J Clin Psychiatry 2000;61(10):804-808

Objectives: To determine if bipolar disorder is accurately diagnosed in clinical practice and to assess the effects of antidepressants on the course of bipolar illness.

Method: Charts of outpatients with affective disorder diagnoses seen in an outpatient clinic during 1 year (N = 85 with bipolar or unipolar disorders) were reviewed. Past diagnostic and treatment information was obtained by patient report and systematic psychiatric history. Bipolar diagnosis was based on DSM-IV criteria using a SCID-based interview.

Results: Bipolar disorder was found to be misdiagnosed as unipolar depression in 37% of patients who first see a mental health professional after their first manic/hypomanic episode. Antidepressants were used earlier and more frequently than mood stabilizers, and 23% of this unselected sample experienced a new or worsening rapid-cycling course attributable to antidepressant use.

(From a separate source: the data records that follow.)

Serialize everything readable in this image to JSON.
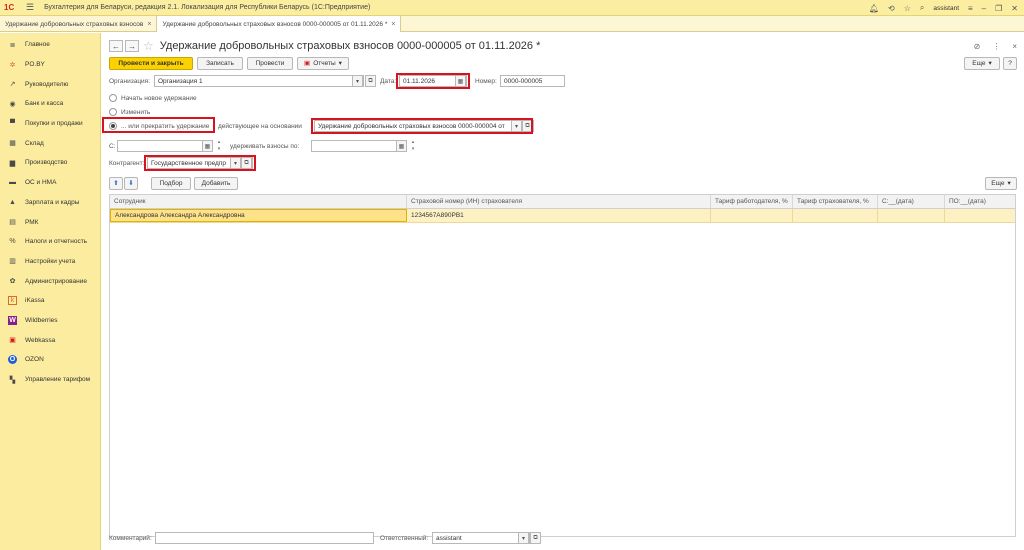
{
  "app": {
    "title": "Бухгалтерия для Беларуси, редакция 2.1. Локализация для Республики Беларусь  (1С:Предприятие)",
    "logo": "1С",
    "user": "assistant"
  },
  "tabs": [
    {
      "label": "Удержание добровольных страховых взносов",
      "close": "×"
    },
    {
      "label": "Удержание добровольных страховых взносов 0000-000005 от 01.11.2026 *",
      "close": "×"
    }
  ],
  "sidebar": {
    "items": [
      {
        "label": "Главное",
        "icon": "≣"
      },
      {
        "label": "PO.BY",
        "icon": "✲"
      },
      {
        "label": "Руководителю",
        "icon": "↗"
      },
      {
        "label": "Банк и касса",
        "icon": "◉"
      },
      {
        "label": "Покупки и продажи",
        "icon": "▀"
      },
      {
        "label": "Склад",
        "icon": "▦"
      },
      {
        "label": "Производство",
        "icon": "▆"
      },
      {
        "label": "ОС и НМА",
        "icon": "▬"
      },
      {
        "label": "Зарплата и кадры",
        "icon": "▲"
      },
      {
        "label": "РМК",
        "icon": "▤"
      },
      {
        "label": "Налоги и отчетность",
        "icon": "%"
      },
      {
        "label": "Настройки учета",
        "icon": "▥"
      },
      {
        "label": "Администрирование",
        "icon": "✿"
      },
      {
        "label": "iKassa",
        "icon": "k"
      },
      {
        "label": "Wildberries",
        "icon": "W"
      },
      {
        "label": "Webkassa",
        "icon": "▣"
      },
      {
        "label": "OZON",
        "icon": "O"
      },
      {
        "label": "Управление тарифом",
        "icon": "▚"
      }
    ]
  },
  "doc": {
    "back": "←",
    "forward": "→",
    "title": "Удержание добровольных страховых взносов 0000-000005 от 01.11.2026 *",
    "star": "☆",
    "link_icon": "⊘",
    "more": "⋮",
    "close": "×"
  },
  "toolbar": {
    "post_close": "Провести и закрыть",
    "save": "Записать",
    "post": "Провести",
    "reports": "Отчеты",
    "more": "Еще"
  },
  "form": {
    "org_label": "Организация:",
    "org_value": "Организация 1",
    "date_label": "Дата:",
    "date_value": "01.11.2026",
    "number_label": "Номер:",
    "number_value": "0000-000005",
    "radio_new": "Начать новое удержание",
    "radio_change": "Изменить",
    "radio_stop": "... или прекратить удержание",
    "basis_label": "действующее на основании",
    "basis_value": "Удержание добровольных страховых взносов 0000-000004 от",
    "from_label": "С:",
    "from_value": "",
    "until_label": "удерживать взносы по:",
    "until_value": "",
    "contractor_label": "Контрагент:",
    "contractor_value": "Государственное предпр"
  },
  "table_toolbar": {
    "up": "⬆",
    "down": "⬇",
    "select": "Подбор",
    "add": "Добавить",
    "more": "Еще"
  },
  "table": {
    "columns": [
      "Сотрудник",
      "Страховой номер (ИН) страхователя",
      "Тариф работодателя, %",
      "Тариф страхователя, %",
      "С:__(дата)",
      "ПО:__(дата)"
    ],
    "rows": [
      [
        "Александрова Александра Александровна",
        "1234567A890PB1",
        "",
        "",
        "",
        ""
      ]
    ]
  },
  "footer": {
    "comment_label": "Комментарий:",
    "comment_value": "",
    "responsible_label": "Ответственный:",
    "responsible_value": "assistant"
  },
  "colors": {
    "accent": "#fbd200",
    "highlight": "#d9121f",
    "sidebar": "#fbeca0"
  }
}
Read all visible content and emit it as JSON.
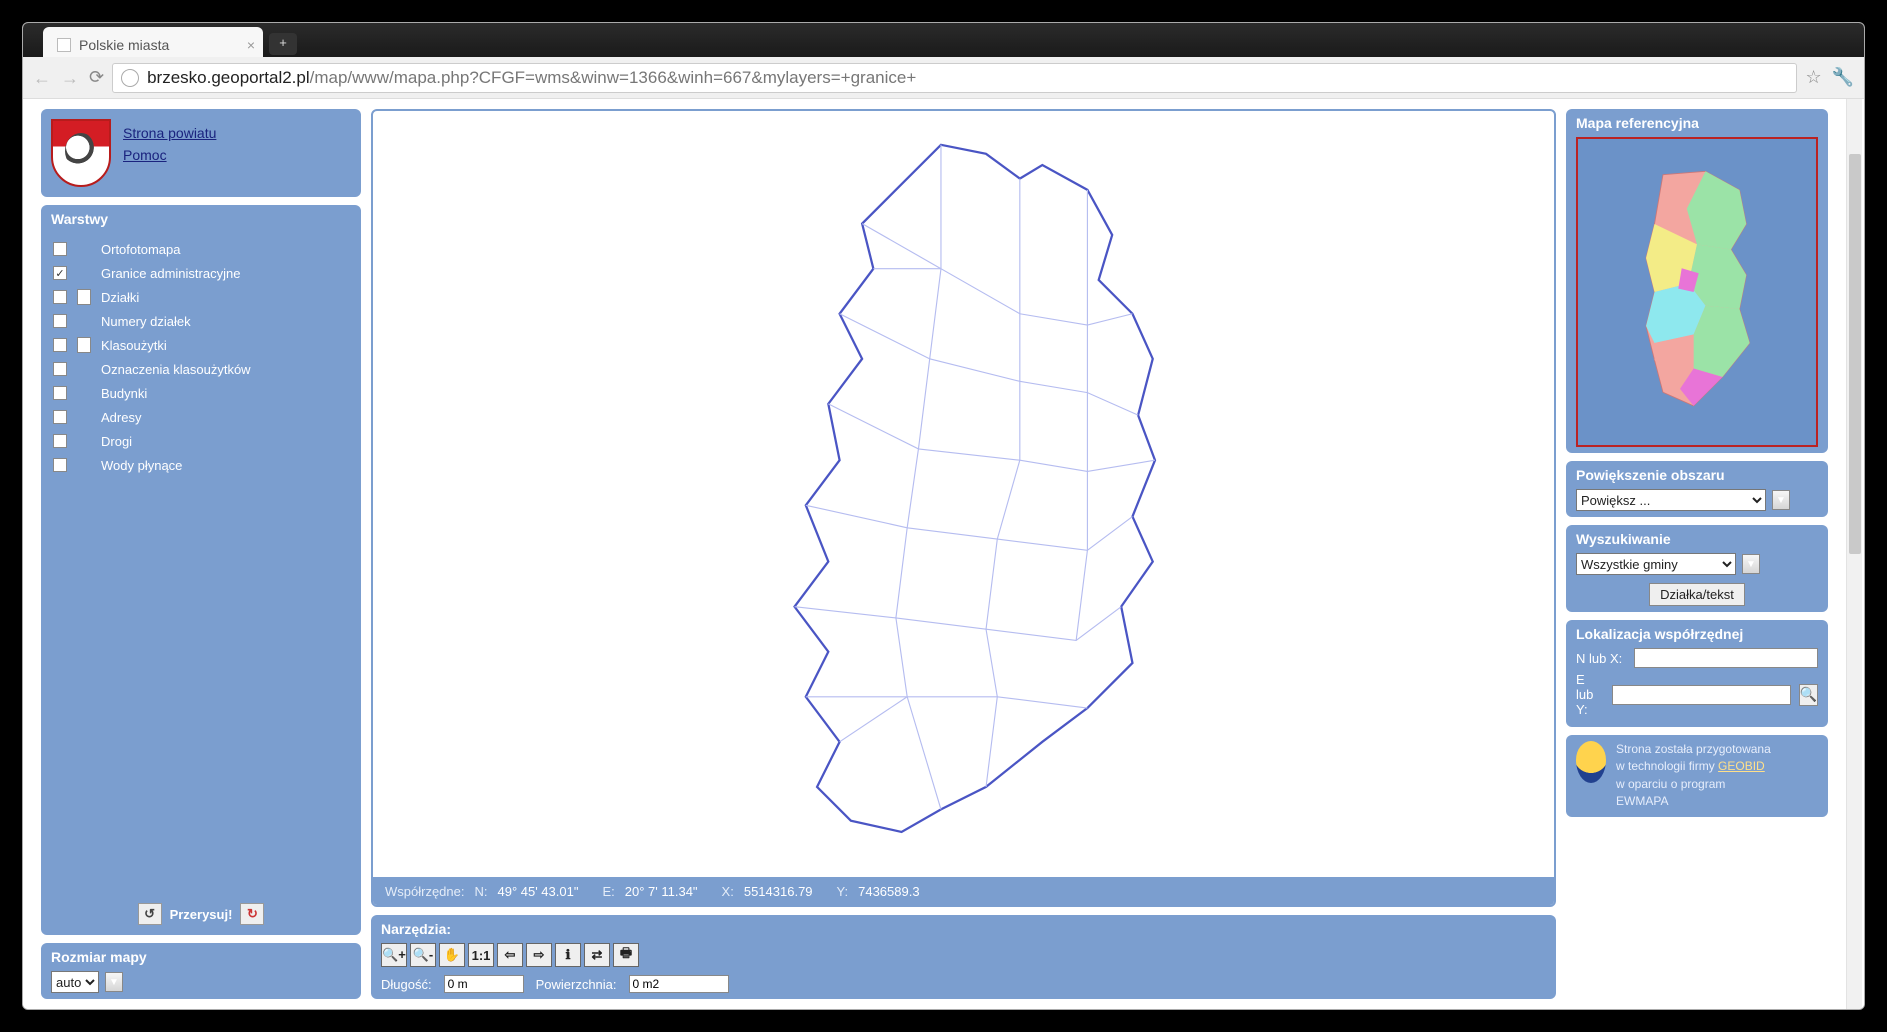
{
  "browser": {
    "tab_title": "Polskie miasta",
    "url_domain": "brzesko.geoportal2.pl",
    "url_path": "/map/www/mapa.php?CFGF=wms&winw=1366&winh=667&mylayers=+granice+"
  },
  "top_links": {
    "site": "Strona powiatu",
    "help": "Pomoc"
  },
  "layers": {
    "title": "Warstwy",
    "items": [
      {
        "label": "Ortofotomapa",
        "checked": false,
        "doc": false
      },
      {
        "label": "Granice administracyjne",
        "checked": true,
        "doc": false
      },
      {
        "label": "Działki",
        "checked": false,
        "doc": true
      },
      {
        "label": "Numery działek",
        "checked": false,
        "doc": false
      },
      {
        "label": "Klasoużytki",
        "checked": false,
        "doc": true
      },
      {
        "label": "Oznaczenia klasoużytków",
        "checked": false,
        "doc": false
      },
      {
        "label": "Budynki",
        "checked": false,
        "doc": false
      },
      {
        "label": "Adresy",
        "checked": false,
        "doc": false
      },
      {
        "label": "Drogi",
        "checked": false,
        "doc": false
      },
      {
        "label": "Wody płynące",
        "checked": false,
        "doc": false
      }
    ],
    "redraw": "Przerysuj!"
  },
  "map_size": {
    "title": "Rozmiar mapy",
    "value": "auto"
  },
  "coords": {
    "label": "Współrzędne:",
    "n_lbl": "N:",
    "n_val": "49° 45' 43.01\"",
    "e_lbl": "E:",
    "e_val": "20° 7' 11.34\"",
    "x_lbl": "X:",
    "x_val": "5514316.79",
    "y_lbl": "Y:",
    "y_val": "7436589.3"
  },
  "tools": {
    "title": "Narzędzia:",
    "length_lbl": "Długość:",
    "length_val": "0 m",
    "area_lbl": "Powierzchnia:",
    "area_val": "0 m2"
  },
  "refmap_title": "Mapa referencyjna",
  "zoom_area": {
    "title": "Powiększenie obszaru",
    "selected": "Powiększ ..."
  },
  "search": {
    "title": "Wyszukiwanie",
    "selected": "Wszystkie gminy",
    "button": "Działka/tekst"
  },
  "locate": {
    "title": "Lokalizacja współrzędnej",
    "n_label": "N lub X:",
    "e_label": "E lub Y:"
  },
  "credits": {
    "line1": "Strona została przygotowana",
    "line2a": "w technologii firmy ",
    "geobid": "GEOBID",
    "line3": "w oparciu o program",
    "line4": "EWMAPA"
  }
}
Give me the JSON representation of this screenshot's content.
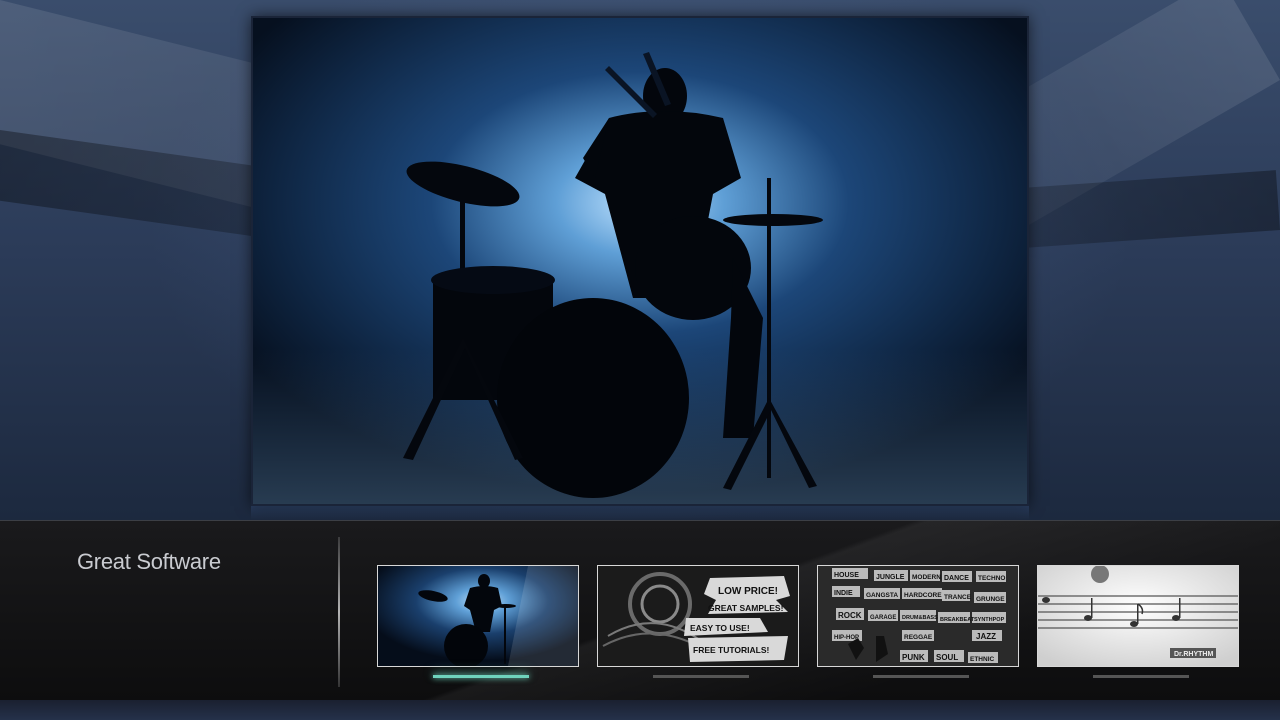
{
  "bottom_bar": {
    "title": "Great Software"
  },
  "thumbnails": [
    {
      "name": "drummer"
    },
    {
      "name": "promo",
      "lines": [
        "LOW PRICE!",
        "GREAT SAMPLES!",
        "EASY TO USE!",
        "FREE TUTORIALS!"
      ]
    },
    {
      "name": "genres",
      "tags": [
        "HOUSE",
        "JUNGLE",
        "MODERN",
        "DANCE",
        "TECHNO",
        "INDIE",
        "GANGSTA",
        "HARDCORE",
        "TRANCE",
        "GRUNGE",
        "ROCK",
        "GARAGE",
        "DRUM&BASS",
        "BREAKBEAT",
        "SYNTHPOP",
        "HIP-HOP",
        "REGGAE",
        "JAZZ",
        "PUNK",
        "SOUL",
        "ETHNIC"
      ]
    },
    {
      "name": "notes",
      "logo": "Dr.RHYTHM"
    }
  ],
  "active_thumbnail": 0,
  "colors": {
    "accent": "#6fd3bd",
    "spotlight": "#a9d4ff"
  }
}
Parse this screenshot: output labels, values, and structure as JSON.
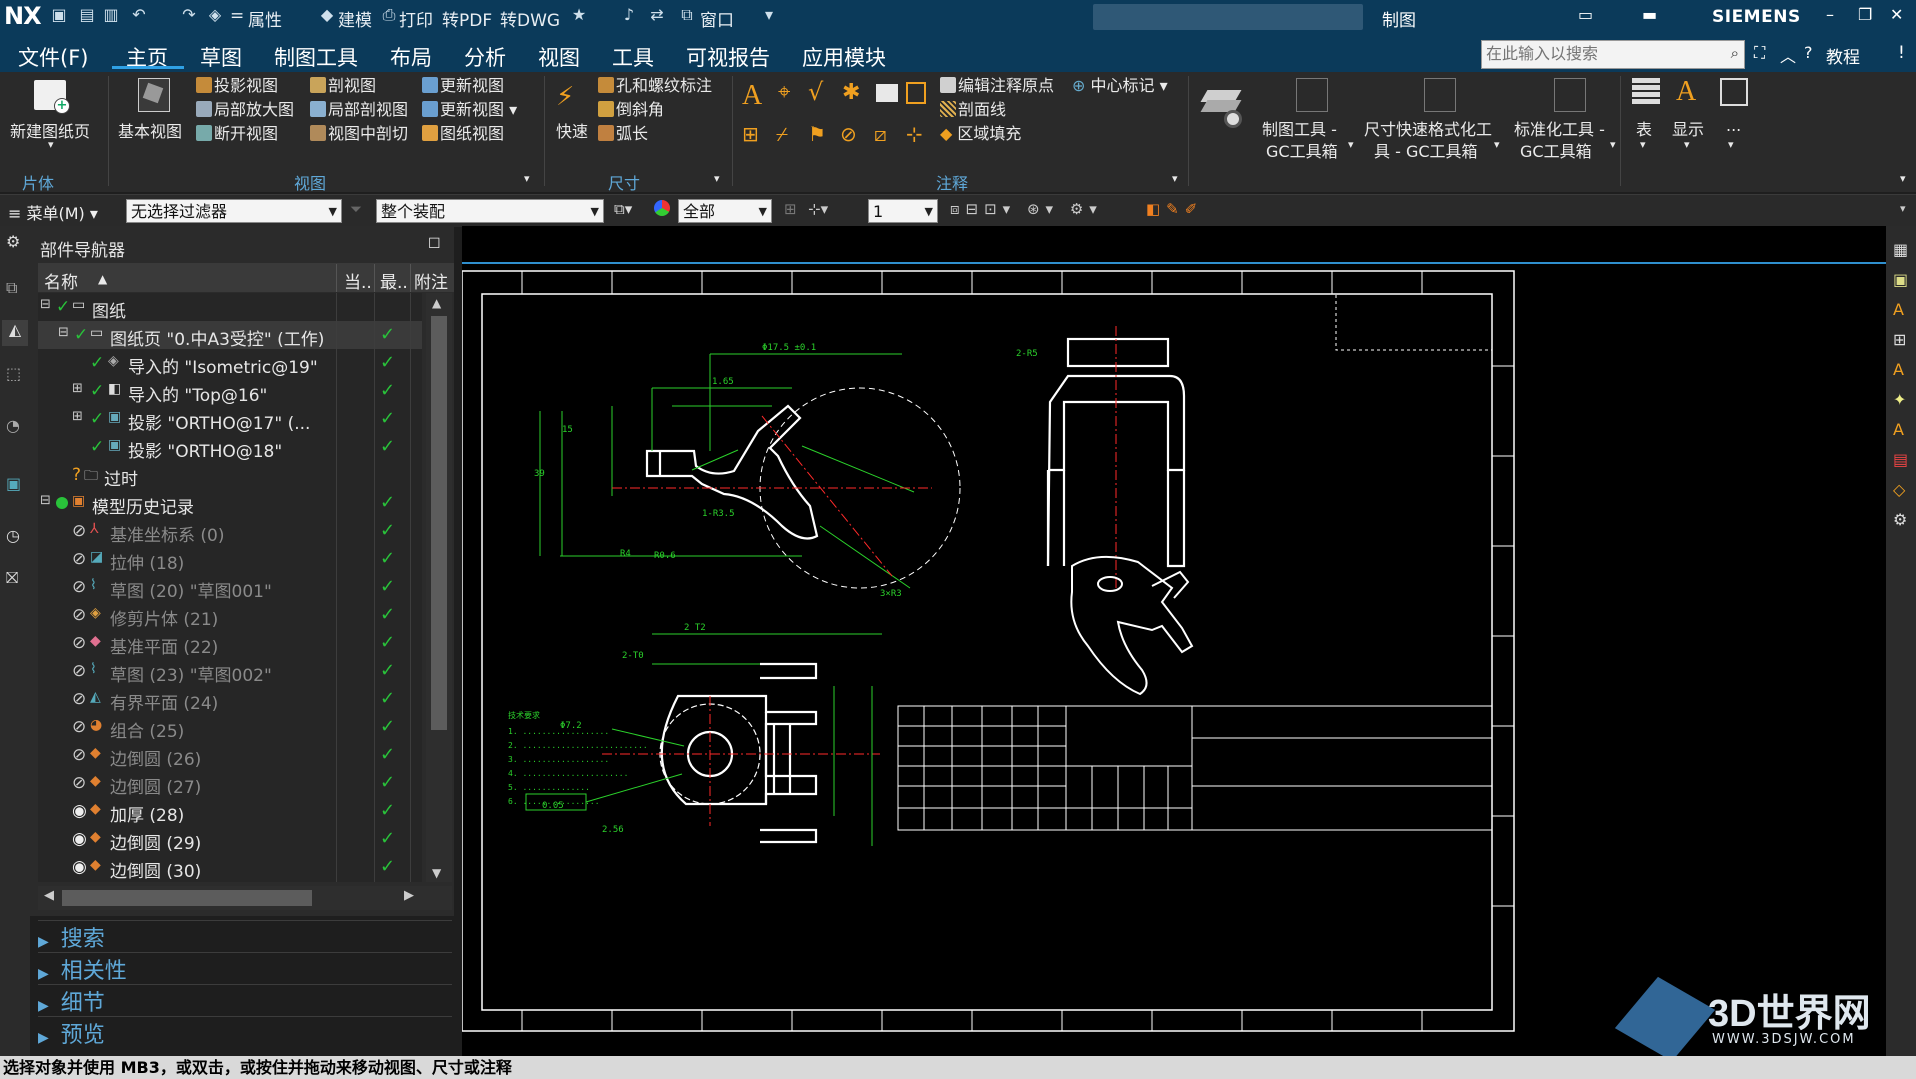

Conclusion: These results suggest that bipolar disorder tends be misdiagnosed as unipolar major depressive disorder and that antidepressants seem to be associated with a worsened course of bipolar illness. However, this naturalistic trial was uncontrolled, and more controlled research is required to confirm or refute these findings.